I had recently been to the temple to do baptisms for those who are deceased when I heard my mom telling my older brother about a dream she had. In the dream her great-aunt told her to look through birth records for Puebla (the birthplace of our ancestors) and to do the temple work for some of our family members.
Overhearing that conversation reminded me of a promise in my patriarchal blessing—it says that I will be a savior on Mount Zion (see Obadiah 1:21). I realized that it was never too early to start doing genealogy, and I decided to try to find the spirits that seemed to be waiting.
I knew I couldn’t do it alone, so I knelt down in prayer and pleaded for help. I began reading through the names already on my family group sheet until I came to the name of my third great-grandmother Natividad Merino. I began looking through FamilySearch records until her name came up. She needed to be baptized! Next, I found the names of her siblings, whose work hadn’t been done either. My heart filled with gratitude. I knew that the Holy Ghost had guided me.
Two days later, my mom, my younger brother, and I went to the temple to do baptisms for my third great-grandmother and her siblings. While I was in the font, it was as if I could feel their joy. My love of temple work grew tremendously.
I know that when we do the work for our ancestors, we are guided.

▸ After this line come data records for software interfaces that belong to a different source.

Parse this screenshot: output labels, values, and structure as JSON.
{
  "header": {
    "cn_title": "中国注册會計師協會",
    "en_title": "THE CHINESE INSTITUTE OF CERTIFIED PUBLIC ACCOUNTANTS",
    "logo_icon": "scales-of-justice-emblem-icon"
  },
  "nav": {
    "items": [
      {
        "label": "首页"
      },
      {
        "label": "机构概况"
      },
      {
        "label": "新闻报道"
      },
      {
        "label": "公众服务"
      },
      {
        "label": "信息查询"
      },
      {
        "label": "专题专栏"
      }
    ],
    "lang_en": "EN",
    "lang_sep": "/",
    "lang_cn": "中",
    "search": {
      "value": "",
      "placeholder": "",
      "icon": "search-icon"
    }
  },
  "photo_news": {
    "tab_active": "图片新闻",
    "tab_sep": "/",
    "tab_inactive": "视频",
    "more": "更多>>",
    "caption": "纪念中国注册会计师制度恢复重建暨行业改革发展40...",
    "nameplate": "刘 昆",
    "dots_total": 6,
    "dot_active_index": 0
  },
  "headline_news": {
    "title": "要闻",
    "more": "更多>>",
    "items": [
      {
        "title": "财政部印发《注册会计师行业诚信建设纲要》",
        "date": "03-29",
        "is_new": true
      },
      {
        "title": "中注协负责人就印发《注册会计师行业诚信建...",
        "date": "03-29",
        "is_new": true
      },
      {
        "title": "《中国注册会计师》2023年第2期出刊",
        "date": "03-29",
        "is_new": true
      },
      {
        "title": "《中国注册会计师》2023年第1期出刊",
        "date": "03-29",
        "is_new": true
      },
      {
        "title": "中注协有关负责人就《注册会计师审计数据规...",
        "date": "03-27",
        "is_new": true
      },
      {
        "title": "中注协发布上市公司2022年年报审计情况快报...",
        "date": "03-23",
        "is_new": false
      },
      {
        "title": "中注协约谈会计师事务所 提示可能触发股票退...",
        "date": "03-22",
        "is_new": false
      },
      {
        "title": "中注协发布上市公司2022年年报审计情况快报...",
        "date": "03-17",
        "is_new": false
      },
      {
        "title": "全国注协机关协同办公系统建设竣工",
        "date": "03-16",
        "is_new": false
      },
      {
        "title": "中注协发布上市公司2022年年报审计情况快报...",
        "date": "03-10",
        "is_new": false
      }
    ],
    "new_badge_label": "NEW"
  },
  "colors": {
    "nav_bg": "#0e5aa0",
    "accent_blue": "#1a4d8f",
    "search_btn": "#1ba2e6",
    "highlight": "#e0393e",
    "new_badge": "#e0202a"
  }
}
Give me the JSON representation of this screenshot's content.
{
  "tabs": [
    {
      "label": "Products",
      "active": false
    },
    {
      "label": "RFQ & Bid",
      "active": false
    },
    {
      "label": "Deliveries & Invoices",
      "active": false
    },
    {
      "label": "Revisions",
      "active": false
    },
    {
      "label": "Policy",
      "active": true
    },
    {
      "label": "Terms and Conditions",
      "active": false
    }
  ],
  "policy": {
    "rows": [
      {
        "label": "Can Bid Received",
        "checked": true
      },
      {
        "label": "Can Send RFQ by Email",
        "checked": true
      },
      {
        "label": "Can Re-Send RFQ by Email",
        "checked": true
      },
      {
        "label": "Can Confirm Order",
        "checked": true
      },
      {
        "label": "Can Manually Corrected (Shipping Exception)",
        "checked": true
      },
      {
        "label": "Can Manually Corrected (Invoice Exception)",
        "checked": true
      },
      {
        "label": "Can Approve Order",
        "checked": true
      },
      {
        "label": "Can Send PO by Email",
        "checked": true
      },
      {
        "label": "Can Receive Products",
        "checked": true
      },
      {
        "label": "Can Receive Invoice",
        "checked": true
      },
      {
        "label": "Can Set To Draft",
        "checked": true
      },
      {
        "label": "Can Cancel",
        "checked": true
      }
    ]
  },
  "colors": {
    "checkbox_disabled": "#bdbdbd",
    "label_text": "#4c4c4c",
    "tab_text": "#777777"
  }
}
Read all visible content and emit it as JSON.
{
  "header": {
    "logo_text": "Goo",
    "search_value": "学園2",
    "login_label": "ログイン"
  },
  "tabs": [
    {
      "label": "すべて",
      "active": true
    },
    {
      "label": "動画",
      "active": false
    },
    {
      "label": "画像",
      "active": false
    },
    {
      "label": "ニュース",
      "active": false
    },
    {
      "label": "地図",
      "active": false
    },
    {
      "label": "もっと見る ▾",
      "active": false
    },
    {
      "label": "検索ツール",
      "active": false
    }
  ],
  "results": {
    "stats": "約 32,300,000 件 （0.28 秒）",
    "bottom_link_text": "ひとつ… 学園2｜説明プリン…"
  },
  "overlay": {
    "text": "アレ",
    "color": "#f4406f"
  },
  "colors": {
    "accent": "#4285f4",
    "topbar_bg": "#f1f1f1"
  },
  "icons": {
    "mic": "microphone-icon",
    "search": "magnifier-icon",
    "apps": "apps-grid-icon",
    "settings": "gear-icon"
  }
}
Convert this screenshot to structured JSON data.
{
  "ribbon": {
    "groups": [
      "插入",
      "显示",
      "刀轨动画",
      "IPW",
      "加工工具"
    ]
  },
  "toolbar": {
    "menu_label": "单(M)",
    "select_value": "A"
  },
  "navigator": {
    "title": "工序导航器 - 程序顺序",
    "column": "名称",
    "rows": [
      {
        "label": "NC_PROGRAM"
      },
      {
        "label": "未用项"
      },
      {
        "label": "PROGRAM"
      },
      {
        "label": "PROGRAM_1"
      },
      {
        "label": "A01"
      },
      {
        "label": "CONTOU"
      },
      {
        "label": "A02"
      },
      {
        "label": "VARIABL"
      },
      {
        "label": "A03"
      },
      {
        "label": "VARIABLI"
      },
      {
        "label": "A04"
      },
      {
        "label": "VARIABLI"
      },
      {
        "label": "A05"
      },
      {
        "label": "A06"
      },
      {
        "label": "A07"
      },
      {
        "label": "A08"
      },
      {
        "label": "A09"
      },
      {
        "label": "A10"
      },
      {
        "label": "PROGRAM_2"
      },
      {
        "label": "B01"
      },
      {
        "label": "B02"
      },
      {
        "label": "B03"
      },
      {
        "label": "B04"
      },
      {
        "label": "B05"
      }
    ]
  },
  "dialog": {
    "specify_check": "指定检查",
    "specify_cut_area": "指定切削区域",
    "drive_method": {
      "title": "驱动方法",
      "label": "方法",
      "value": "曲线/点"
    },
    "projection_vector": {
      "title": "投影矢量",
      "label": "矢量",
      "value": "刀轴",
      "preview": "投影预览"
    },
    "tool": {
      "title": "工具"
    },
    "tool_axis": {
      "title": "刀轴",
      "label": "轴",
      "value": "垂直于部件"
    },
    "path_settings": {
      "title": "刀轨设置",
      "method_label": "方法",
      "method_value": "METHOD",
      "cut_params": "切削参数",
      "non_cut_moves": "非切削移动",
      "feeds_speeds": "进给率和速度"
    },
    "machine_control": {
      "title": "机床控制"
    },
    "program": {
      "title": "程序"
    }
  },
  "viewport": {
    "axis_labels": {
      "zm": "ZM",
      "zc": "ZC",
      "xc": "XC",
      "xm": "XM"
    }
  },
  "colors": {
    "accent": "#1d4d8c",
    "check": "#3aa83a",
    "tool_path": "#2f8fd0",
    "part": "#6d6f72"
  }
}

I feel so grateful to Heavenly Father for giving us temples to unite families.
Analiz García Flores, Mexico City, Mexico